Illness dating

Health advocate and blogger Leslie Rott has a three-date rule: “I think it gets harder to tell the longer you wait, and, in reality, you don’t want to be with someone who can’t accept or handle your illness.” Author, TV personality, and children’s advocate Christine Schwab recommends holding off, saying it is a discussion for a serious relationship: “I am not saying ignore your RA; talk to your doctor or your therapist, but not your date.

It can kill the best of dates.” Chris Lowthian also prefers not to disclose before a date: “I just want to go out and have a good time! When it comes to revealing the fact that they have RA, a number of Creaky Joints members say they turn to social media.

All of these can make dating—often an ego-shattering minefield for those in perfect health—even trickier.

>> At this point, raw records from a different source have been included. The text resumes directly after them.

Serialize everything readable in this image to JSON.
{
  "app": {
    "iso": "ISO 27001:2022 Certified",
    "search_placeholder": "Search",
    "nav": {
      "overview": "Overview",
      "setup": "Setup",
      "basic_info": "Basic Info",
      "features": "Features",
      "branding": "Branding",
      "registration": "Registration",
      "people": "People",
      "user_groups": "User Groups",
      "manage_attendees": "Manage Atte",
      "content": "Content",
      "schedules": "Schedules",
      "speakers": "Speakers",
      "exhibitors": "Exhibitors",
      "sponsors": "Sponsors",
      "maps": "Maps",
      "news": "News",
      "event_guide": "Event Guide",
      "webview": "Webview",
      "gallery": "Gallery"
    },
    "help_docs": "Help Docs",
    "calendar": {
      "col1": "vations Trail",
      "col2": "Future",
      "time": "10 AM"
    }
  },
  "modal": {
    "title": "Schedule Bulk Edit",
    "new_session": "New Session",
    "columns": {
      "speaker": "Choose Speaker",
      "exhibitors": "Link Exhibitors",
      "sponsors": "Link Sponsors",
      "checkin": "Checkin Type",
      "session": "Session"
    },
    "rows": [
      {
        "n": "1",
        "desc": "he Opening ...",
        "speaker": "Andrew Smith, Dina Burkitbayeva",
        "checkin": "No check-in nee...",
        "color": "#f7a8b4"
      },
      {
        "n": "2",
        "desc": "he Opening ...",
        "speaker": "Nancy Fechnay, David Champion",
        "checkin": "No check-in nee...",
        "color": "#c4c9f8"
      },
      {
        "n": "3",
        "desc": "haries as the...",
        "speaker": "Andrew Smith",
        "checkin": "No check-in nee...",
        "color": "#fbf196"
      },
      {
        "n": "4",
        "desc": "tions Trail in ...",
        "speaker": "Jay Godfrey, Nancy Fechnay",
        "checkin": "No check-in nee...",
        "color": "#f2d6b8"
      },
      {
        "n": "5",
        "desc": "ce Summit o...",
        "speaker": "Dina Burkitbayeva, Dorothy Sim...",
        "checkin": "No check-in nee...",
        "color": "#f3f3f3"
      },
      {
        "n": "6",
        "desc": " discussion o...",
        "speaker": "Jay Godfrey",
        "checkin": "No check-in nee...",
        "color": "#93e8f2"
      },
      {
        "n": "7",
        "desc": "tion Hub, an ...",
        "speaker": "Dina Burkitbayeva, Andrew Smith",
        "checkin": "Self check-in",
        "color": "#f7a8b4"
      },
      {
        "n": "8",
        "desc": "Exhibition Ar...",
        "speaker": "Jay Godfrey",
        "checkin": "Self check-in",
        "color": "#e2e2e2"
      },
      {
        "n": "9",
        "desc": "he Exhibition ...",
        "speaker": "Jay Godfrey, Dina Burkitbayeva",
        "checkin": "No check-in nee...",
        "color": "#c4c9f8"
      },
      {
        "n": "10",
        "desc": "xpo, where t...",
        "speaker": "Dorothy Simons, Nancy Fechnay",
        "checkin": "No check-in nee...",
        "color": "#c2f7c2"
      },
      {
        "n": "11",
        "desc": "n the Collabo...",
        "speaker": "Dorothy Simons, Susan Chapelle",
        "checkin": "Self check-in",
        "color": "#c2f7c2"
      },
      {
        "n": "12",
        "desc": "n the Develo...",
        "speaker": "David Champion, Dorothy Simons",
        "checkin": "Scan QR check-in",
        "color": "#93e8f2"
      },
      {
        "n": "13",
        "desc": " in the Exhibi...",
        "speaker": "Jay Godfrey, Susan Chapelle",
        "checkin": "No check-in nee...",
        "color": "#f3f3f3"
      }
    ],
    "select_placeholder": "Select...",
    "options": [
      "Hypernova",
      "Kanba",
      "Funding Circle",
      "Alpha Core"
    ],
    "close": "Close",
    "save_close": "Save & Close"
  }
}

Mental health conditions come in far too many forms—depression, suicidal tendencies, anxiety, bipolar disorder, OCD, substance abuse, addiction, eating disorders, schizophrenia, personality disorders, autism and Asperger’s, those that don’t immediately come to mind and so many layers within each of those conditions—to try to come up with a one-size fits all approach for how to deal with dating someone who is mentally ill.

Over the past five years, several sites—such as,, and—have launched to serve the needs of people with conditions ranging from bipolar disorder to Crohn's disease.

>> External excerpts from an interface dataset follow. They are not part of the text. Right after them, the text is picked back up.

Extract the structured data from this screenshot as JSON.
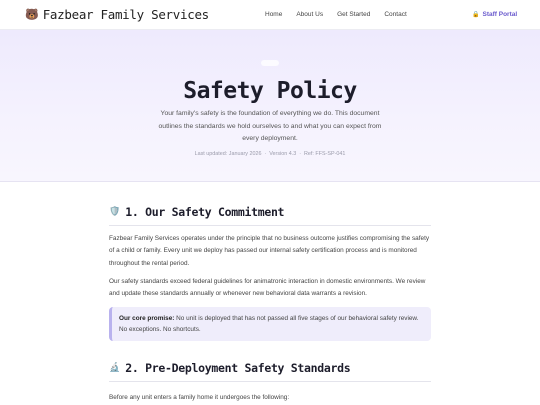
{
  "nav": {
    "brand_icon": "🐻",
    "brand_name": "Fazbear Family Services",
    "links": [
      "Home",
      "About Us",
      "Get Started",
      "Contact"
    ],
    "staff_icon": "🔒",
    "staff_label": "Staff Portal"
  },
  "hero": {
    "title": "Safety Policy",
    "subtitle": "Your family's safety is the foundation of everything we do. This document outlines the standards we hold ourselves to and what you can expect from every deployment.",
    "meta": {
      "updated": "Last updated: January 2026",
      "version": "Version 4.3",
      "ref": "Ref: FFS-SP-041"
    }
  },
  "section1": {
    "icon": "🛡️",
    "title": "1. Our Safety Commitment",
    "para1": "Fazbear Family Services operates under the principle that no business outcome justifies compromising the safety of a child or family. Every unit we deploy has passed our internal safety certification process and is monitored throughout the rental period.",
    "para2": "Our safety standards exceed federal guidelines for animatronic interaction in domestic environments. We review and update these standards annually or whenever new behavioral data warrants a revision.",
    "callout_label": "Our core promise:",
    "callout_text": " No unit is deployed that has not passed all five stages of our behavioral safety review. No exceptions. No shortcuts."
  },
  "section2": {
    "icon": "🔬",
    "title": "2. Pre-Deployment Safety Standards",
    "para1": "Before any unit enters a family home it undergoes the following:"
  }
}
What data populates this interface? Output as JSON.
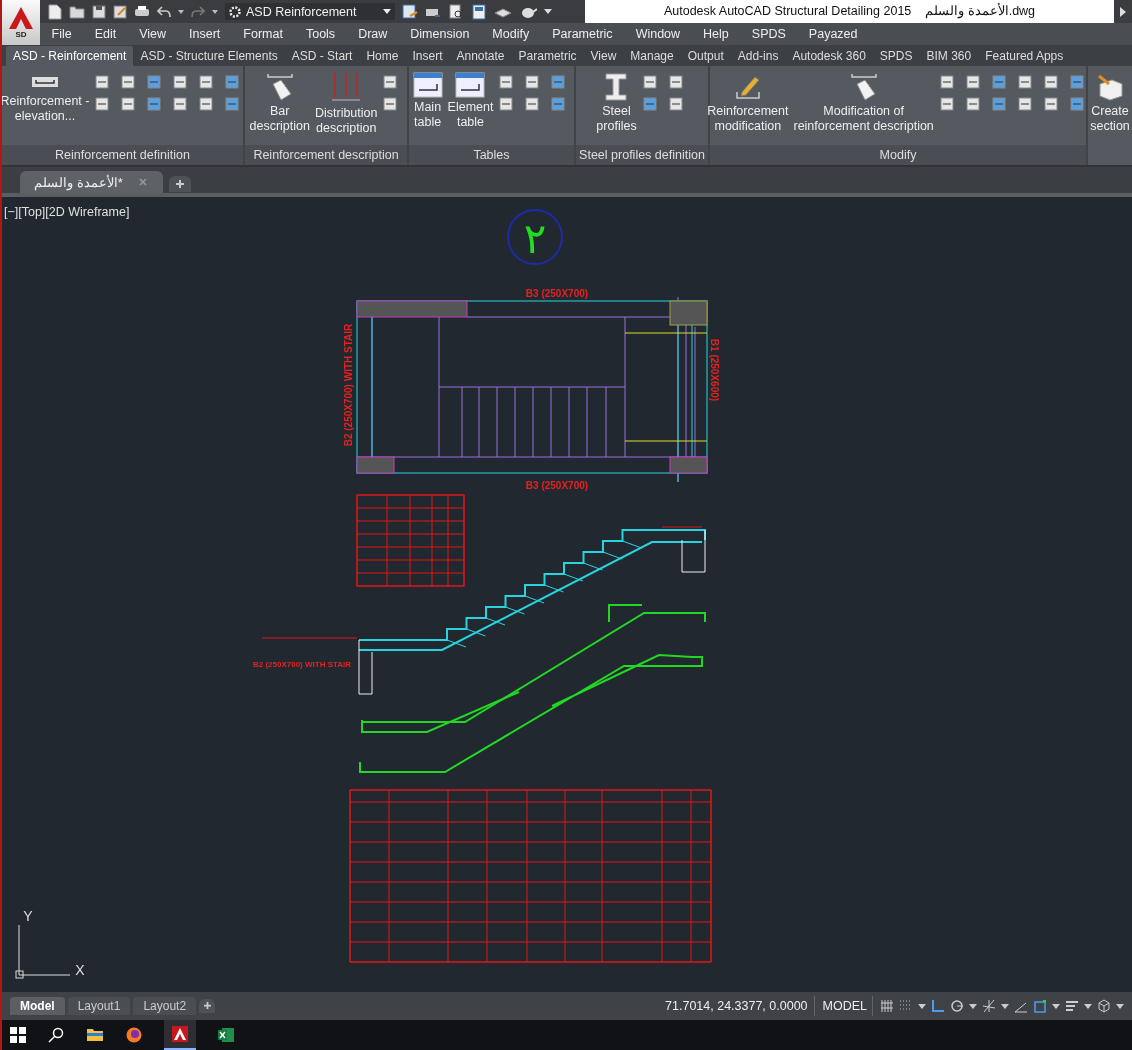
{
  "app_button": {
    "label": "SD"
  },
  "quick_access": {
    "workspace": "ASD Reinforcement"
  },
  "title_bar": {
    "title": "Autodesk AutoCAD Structural Detailing 2015    الأعمدة والسلم.dwg"
  },
  "menu": [
    "File",
    "Edit",
    "View",
    "Insert",
    "Format",
    "Tools",
    "Draw",
    "Dimension",
    "Modify",
    "Parametric",
    "Window",
    "Help",
    "SPDS",
    "Payazed"
  ],
  "ribbon_tabs": [
    {
      "label": "ASD - Reinforcement",
      "selected": true
    },
    {
      "label": "ASD - Structure Elements",
      "selected": false
    },
    {
      "label": "ASD - Start",
      "selected": false
    },
    {
      "label": "Home",
      "selected": false
    },
    {
      "label": "Insert",
      "selected": false
    },
    {
      "label": "Annotate",
      "selected": false
    },
    {
      "label": "Parametric",
      "selected": false
    },
    {
      "label": "View",
      "selected": false
    },
    {
      "label": "Manage",
      "selected": false
    },
    {
      "label": "Output",
      "selected": false
    },
    {
      "label": "Add-ins",
      "selected": false
    },
    {
      "label": "Autodesk 360",
      "selected": false
    },
    {
      "label": "SPDS",
      "selected": false
    },
    {
      "label": "BIM 360",
      "selected": false
    },
    {
      "label": "Featured Apps",
      "selected": false
    }
  ],
  "ribbon_panels": [
    {
      "title": "Reinforcement definition",
      "buttons": [
        "Reinforcement -\nelevation..."
      ]
    },
    {
      "title": "Reinforcement description",
      "buttons": [
        "Bar\ndescription",
        "Distribution\ndescription"
      ]
    },
    {
      "title": "Tables",
      "buttons": [
        "Main\ntable",
        "Element\ntable"
      ]
    },
    {
      "title": "Steel profiles definition",
      "buttons": [
        "Steel\nprofiles"
      ]
    },
    {
      "title": "Modify",
      "buttons": [
        "Reinforcement\nmodification",
        "Modification of\nreinforcement description"
      ]
    },
    {
      "buttons": [
        "Create\nsection"
      ]
    }
  ],
  "document_tabs": [
    {
      "label": "الأعمدة والسلم*",
      "selected": true
    }
  ],
  "viewport": {
    "label": "[−][Top][2D Wireframe]",
    "drawing": {
      "sheet_number": "٢",
      "labels": [
        "B3 (250X700)",
        "B3 (250X700)",
        "B2 (250X700) WITH STAIR",
        "B1 (250X600)",
        "B2 (250X700) WITH STAIR"
      ]
    },
    "ucs": {
      "y_axis": "Y",
      "x_axis": "X"
    }
  },
  "layout_tabs": [
    {
      "label": "Model",
      "selected": true
    },
    {
      "label": "Layout1",
      "selected": false
    },
    {
      "label": "Layout2",
      "selected": false
    }
  ],
  "status_bar": {
    "coordinates": "71.7014, 24.3377, 0.0000",
    "space": "MODEL"
  }
}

Together these sites now boast tens of thousands of members.

Honestly, don’t even bother asking because people will be very rude to you and unfriend you on Facebook. That’s from the Bible, which is kind of like God’s blog so we know it’s true.

But keeping your pals on hand for advice and reassurances that you’re a good and brilliant egg who deserves love can be lifesaving when you’re navigating the notoriously cruel and confusing world of romance and dating. You need broccoli and ice cream and all the other food groups to survive. If they’re big and they’re making you feel out of control, then slow down.


Leave a Reply